IF bling’s your thing, this is the place for you. And if you’re 25+ and upwardly mobile, with a penchant for clubbing and yen for the hits of the 1950s and 1960s, it’s tailor-made. The kitchen will even rustle up an avocado ritz on request.
A member of The World’s Finest Clubs and punted as “the only luxury supper club of its kind in SA”, the Reserve requires no membership. Patrons are welcome to move from brasserie to club.
The mood is escapist, the décor an eclectic mix, showcasing fashion and interior designer Gavin Rajah’s signature style. While the luxury club exudes glitz and glamour, the brasserie offsets the marbled grandeur of the former Standard Bank with soft drapes, Victorian opulence, banquettes and relaxed booths, lowering the lofty ceiling with trailing leaves and flowers to create a “secret garden”.
As only a curtain separates club from brasserie, check if there’s an event on in the club when you book your brasserie table. On the night we dined, a 21st birthday was in full swing and their hired disco drowned conversation. With only two tables occupied, the brasserie had been plundered of furniture to accommodate party guests, leaving vast spaces between tables and robbing the room of intimacy. Wilting roses in the hanging “garden” accentuated the vault-like ambience.
Presumably because of the pressure of the party, we had to wait a while for our starters, giving us time to study the varied menu and label-conscious wine list (Kanokop cabernet, no vintage given, is R755 a bottle).
Our engaging waitress combined professionalism with charm, her repartee enlivening our evening.
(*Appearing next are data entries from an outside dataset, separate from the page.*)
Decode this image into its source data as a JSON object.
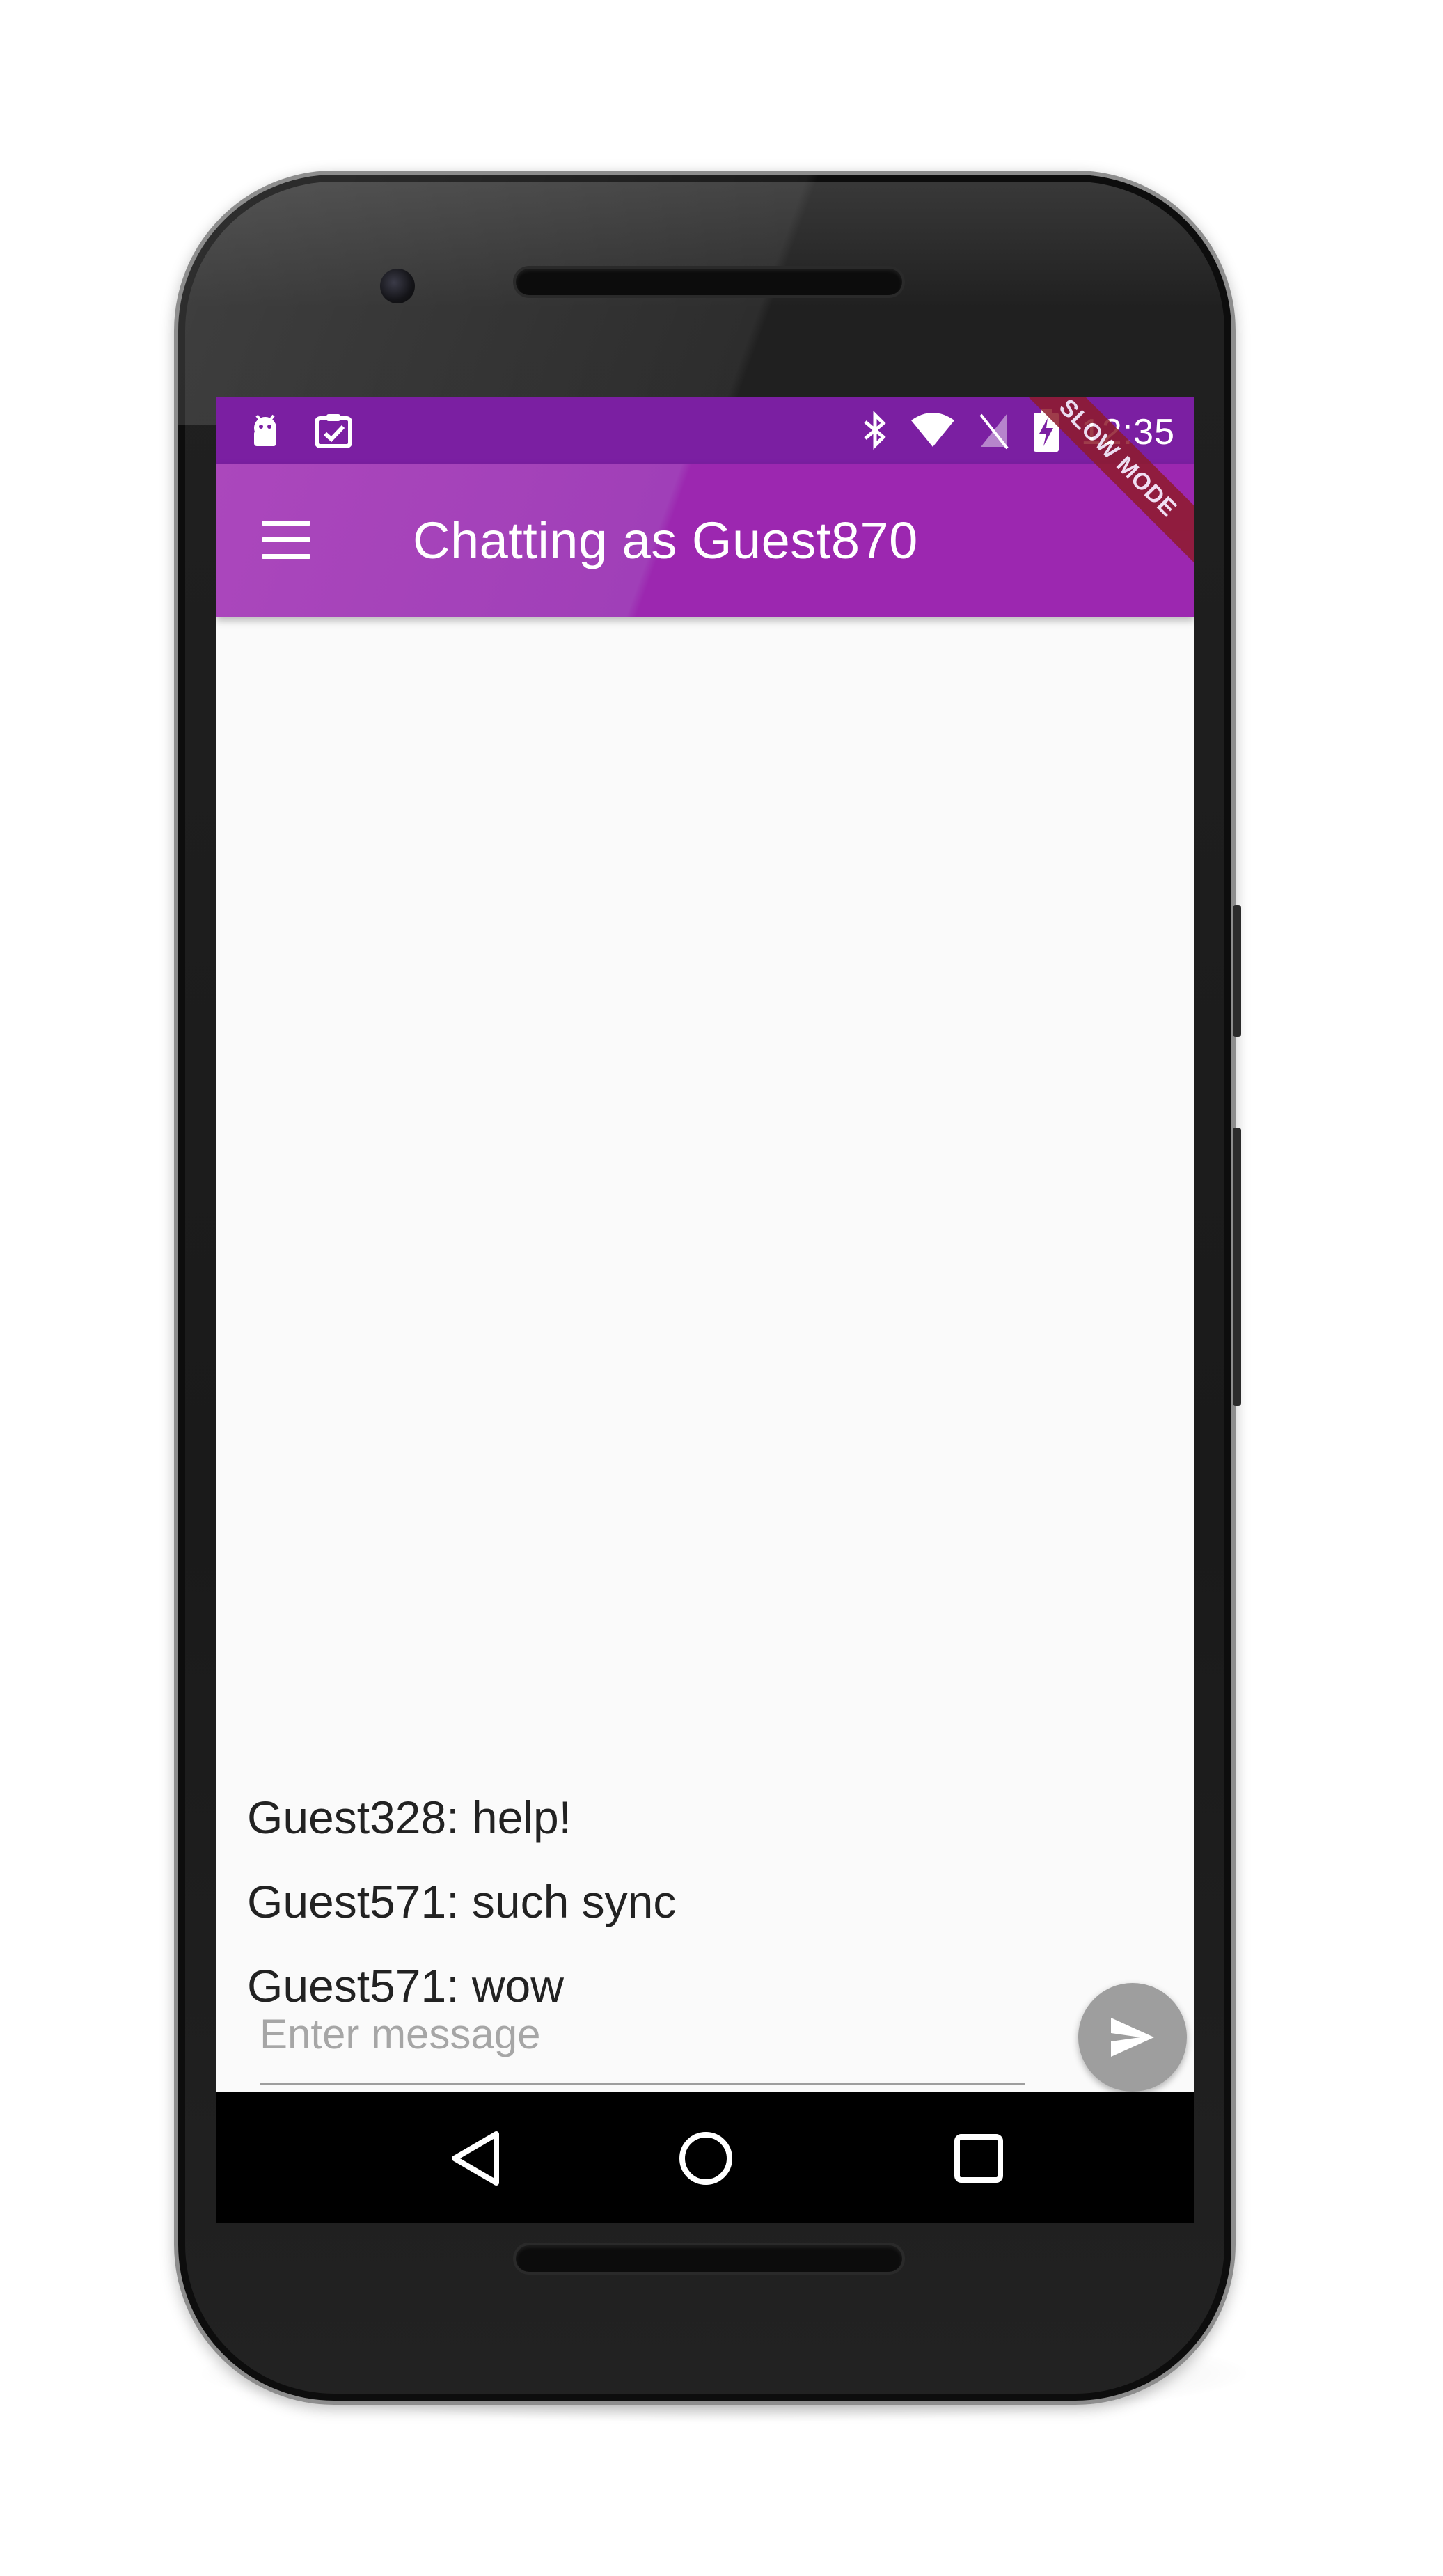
{
  "status_bar": {
    "time": "12:35",
    "left_icons": [
      "android-debug-icon",
      "clipboard-check-icon"
    ],
    "right_icons": [
      "bluetooth-icon",
      "wifi-icon",
      "no-sim-icon",
      "battery-charging-icon"
    ]
  },
  "debug_banner": "SLOW MODE",
  "app_bar": {
    "title": "Chatting as Guest870",
    "menu_icon": "menu-icon"
  },
  "messages": [
    {
      "text": "Guest328: help!"
    },
    {
      "text": "Guest571: such sync"
    },
    {
      "text": "Guest571: wow"
    }
  ],
  "composer": {
    "placeholder": "Enter message",
    "value": ""
  },
  "send_button_icon": "send-icon",
  "nav_bar": [
    "back-icon",
    "home-icon",
    "recents-icon"
  ],
  "colors": {
    "app_bar": "#9c27b0",
    "status_bar": "#7b1fa2",
    "background": "#fafafa",
    "send_button": "#9e9e9e",
    "banner": "#8e1b2b"
  }
}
Apologising for the lack of life, she enthused about theme evenings when patrons might sport a fedora or dress as a moll, and she’d flick her feather boa, flourishing a long cigarette holder.
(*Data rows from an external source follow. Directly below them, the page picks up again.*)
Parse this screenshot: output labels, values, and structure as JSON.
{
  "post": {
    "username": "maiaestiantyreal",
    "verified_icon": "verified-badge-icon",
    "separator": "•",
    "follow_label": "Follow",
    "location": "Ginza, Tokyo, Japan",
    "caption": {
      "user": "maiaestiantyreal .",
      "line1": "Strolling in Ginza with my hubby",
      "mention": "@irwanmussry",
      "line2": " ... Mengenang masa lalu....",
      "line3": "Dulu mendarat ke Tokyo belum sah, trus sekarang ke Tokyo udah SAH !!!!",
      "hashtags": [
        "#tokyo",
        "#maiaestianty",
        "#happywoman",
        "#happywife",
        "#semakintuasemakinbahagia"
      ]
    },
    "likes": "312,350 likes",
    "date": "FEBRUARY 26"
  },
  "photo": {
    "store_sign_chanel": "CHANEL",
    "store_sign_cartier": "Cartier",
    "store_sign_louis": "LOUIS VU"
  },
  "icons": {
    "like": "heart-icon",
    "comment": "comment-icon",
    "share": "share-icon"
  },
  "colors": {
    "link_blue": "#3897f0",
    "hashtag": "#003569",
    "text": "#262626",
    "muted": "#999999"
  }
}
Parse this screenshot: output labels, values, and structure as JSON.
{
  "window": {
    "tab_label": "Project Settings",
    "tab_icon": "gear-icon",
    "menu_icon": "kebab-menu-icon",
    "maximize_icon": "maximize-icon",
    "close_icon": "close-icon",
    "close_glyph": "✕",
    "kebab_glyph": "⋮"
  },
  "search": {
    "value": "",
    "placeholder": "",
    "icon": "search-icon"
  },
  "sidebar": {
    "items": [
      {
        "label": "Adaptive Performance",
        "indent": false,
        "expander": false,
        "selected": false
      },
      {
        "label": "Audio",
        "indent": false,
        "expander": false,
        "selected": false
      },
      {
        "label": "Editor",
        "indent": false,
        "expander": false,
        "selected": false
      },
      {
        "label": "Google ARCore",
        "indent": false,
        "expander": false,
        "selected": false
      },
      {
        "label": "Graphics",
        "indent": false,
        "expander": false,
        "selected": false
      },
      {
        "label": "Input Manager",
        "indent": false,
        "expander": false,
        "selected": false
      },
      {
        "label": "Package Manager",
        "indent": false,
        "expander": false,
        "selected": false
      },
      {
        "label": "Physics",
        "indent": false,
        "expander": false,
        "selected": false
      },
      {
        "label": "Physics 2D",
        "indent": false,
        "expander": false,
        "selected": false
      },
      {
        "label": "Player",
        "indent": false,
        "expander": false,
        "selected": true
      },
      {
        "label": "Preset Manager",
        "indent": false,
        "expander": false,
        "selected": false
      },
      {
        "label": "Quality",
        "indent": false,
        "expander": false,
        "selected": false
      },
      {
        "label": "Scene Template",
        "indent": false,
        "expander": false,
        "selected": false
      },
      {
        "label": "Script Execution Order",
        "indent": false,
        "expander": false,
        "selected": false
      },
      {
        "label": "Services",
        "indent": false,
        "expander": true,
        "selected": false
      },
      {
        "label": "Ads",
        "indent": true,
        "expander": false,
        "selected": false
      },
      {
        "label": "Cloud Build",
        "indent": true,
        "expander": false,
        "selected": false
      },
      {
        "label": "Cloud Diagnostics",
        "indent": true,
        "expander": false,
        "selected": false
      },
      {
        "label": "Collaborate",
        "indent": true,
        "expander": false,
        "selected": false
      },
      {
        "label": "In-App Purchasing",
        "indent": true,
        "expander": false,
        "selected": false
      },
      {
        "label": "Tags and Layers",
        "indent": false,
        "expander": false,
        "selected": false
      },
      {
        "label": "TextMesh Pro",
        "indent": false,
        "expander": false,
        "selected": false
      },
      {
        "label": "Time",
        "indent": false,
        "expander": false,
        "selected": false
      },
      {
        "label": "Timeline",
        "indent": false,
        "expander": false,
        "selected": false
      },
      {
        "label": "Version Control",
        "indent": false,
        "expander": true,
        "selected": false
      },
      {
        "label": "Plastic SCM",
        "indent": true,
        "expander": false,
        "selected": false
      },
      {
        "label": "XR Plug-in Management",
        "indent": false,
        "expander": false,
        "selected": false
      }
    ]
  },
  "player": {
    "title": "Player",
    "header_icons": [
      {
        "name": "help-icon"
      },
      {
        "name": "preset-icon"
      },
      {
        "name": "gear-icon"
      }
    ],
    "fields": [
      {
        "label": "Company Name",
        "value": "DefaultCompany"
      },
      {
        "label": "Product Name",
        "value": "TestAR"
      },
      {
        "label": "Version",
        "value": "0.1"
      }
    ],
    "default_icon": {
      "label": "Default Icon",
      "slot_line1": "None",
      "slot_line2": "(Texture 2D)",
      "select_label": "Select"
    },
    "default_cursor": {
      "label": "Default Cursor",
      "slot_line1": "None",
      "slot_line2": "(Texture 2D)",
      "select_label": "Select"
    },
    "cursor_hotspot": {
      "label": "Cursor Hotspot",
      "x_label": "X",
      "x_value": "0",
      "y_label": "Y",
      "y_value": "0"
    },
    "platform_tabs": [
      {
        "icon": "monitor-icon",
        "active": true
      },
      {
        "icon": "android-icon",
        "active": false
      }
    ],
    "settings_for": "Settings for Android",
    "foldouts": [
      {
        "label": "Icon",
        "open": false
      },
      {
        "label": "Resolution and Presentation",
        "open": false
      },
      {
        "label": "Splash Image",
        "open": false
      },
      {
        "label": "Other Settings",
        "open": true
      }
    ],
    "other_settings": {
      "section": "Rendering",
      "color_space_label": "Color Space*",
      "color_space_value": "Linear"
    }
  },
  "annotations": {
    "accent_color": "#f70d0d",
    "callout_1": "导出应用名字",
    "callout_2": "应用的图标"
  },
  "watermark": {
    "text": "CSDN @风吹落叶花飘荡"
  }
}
The flavour-driven, Mediterranean-style menu gains new dishes weekly. Despite the hype, don’t expect subtlety. A brasserie is designed for conviviality rather than lingering gourmet dinners with tasting portions. Chef Seelan Sundoo has travelled from Sea Point (think La Perla) to St Tropez, and his robust cuisine includes Australian touches.
Pizzas take tasty toppings like gorgonzola and anchovies; best-selling fish bisque captures piquancy in a bowl, and tuna tartar (sic) is hand-chopped, succulent and appetisingly presented.
Asked for advice on mains, our waitress laid her head on a block that the giant veal chop (aka baby beef) with wild mushroom and sautéed potato, was the best. In taste terms, yes, but the meat was tough, whereas soy-marinated sirloin with truffle and Parmesan was toothsomely tender. But I was prepared to chew for the sake of the flavour.
Smooth-textured lemon sorbet was a tangy dessert and homemade limoncello a tasty finale.